TASK INPUT -
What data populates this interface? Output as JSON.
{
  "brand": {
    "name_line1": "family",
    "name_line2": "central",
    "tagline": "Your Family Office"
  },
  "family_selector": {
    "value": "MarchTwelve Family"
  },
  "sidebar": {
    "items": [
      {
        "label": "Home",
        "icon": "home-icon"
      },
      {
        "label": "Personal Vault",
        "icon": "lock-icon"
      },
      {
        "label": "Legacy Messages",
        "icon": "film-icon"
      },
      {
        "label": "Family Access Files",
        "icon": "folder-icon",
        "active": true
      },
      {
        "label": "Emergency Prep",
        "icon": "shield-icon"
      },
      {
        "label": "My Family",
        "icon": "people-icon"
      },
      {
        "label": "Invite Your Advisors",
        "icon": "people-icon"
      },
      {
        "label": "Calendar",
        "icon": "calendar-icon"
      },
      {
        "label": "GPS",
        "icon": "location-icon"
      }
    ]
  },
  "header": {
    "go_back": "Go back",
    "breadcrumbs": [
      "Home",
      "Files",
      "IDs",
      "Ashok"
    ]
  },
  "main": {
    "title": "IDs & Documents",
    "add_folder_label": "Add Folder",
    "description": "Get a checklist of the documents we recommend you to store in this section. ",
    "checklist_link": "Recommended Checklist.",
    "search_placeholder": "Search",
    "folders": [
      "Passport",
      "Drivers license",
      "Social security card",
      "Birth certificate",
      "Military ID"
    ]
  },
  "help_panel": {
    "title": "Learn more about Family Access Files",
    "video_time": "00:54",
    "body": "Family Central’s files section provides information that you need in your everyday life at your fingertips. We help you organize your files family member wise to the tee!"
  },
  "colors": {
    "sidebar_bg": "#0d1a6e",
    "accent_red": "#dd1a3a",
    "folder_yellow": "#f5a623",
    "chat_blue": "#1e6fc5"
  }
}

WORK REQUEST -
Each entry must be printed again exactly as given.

ANSWER TO THIS TASK -
What data populates this interface? Output as JSON.
{
  "brand": {
    "name_line1": "family",
    "name_line2": "central",
    "tagline": "Your Family Office"
  },
  "family_selector": {
    "value": "MarchTwelve Family"
  },
  "sidebar": {
    "items": [
      {
        "label": "Home",
        "icon": "home-icon"
      },
      {
        "label": "Personal Vault",
        "icon": "lock-icon"
      },
      {
        "label": "Legacy Messages",
        "icon": "film-icon"
      },
      {
        "label": "Family Access Files",
        "icon": "folder-icon",
        "active": true
      },
      {
        "label": "Emergency Prep",
        "icon": "shield-icon"
      },
      {
        "label": "My Family",
        "icon": "people-icon"
      },
      {
        "label": "Invite Your Advisors",
        "icon": "people-icon"
      },
      {
        "label": "Calendar",
        "icon": "calendar-icon"
      },
      {
        "label": "GPS",
        "icon": "location-icon"
      }
    ]
  },
  "header": {
    "go_back": "Go back",
    "breadcrumbs": [
      "Home",
      "Files",
      "IDs",
      "Ashok"
    ]
  },
  "main": {
    "title": "IDs & Documents",
    "add_folder_label": "Add Folder",
    "description": "Get a checklist of the documents we recommend you to store in this section. ",
    "checklist_link": "Recommended Checklist.",
    "search_placeholder": "Search",
    "folders": [
      "Passport",
      "Drivers license",
      "Social security card",
      "Birth certificate",
      "Military ID"
    ]
  },
  "help_panel": {
    "title": "Learn more about Family Access Files",
    "video_time": "00:54",
    "body": "Family Central’s files section provides information that you need in your everyday life at your fingertips. We help you organize your files family member wise to the tee!"
  },
  "colors": {
    "sidebar_bg": "#0d1a6e",
    "accent_red": "#dd1a3a",
    "folder_yellow": "#f5a623",
    "chat_blue": "#1e6fc5"
  }
}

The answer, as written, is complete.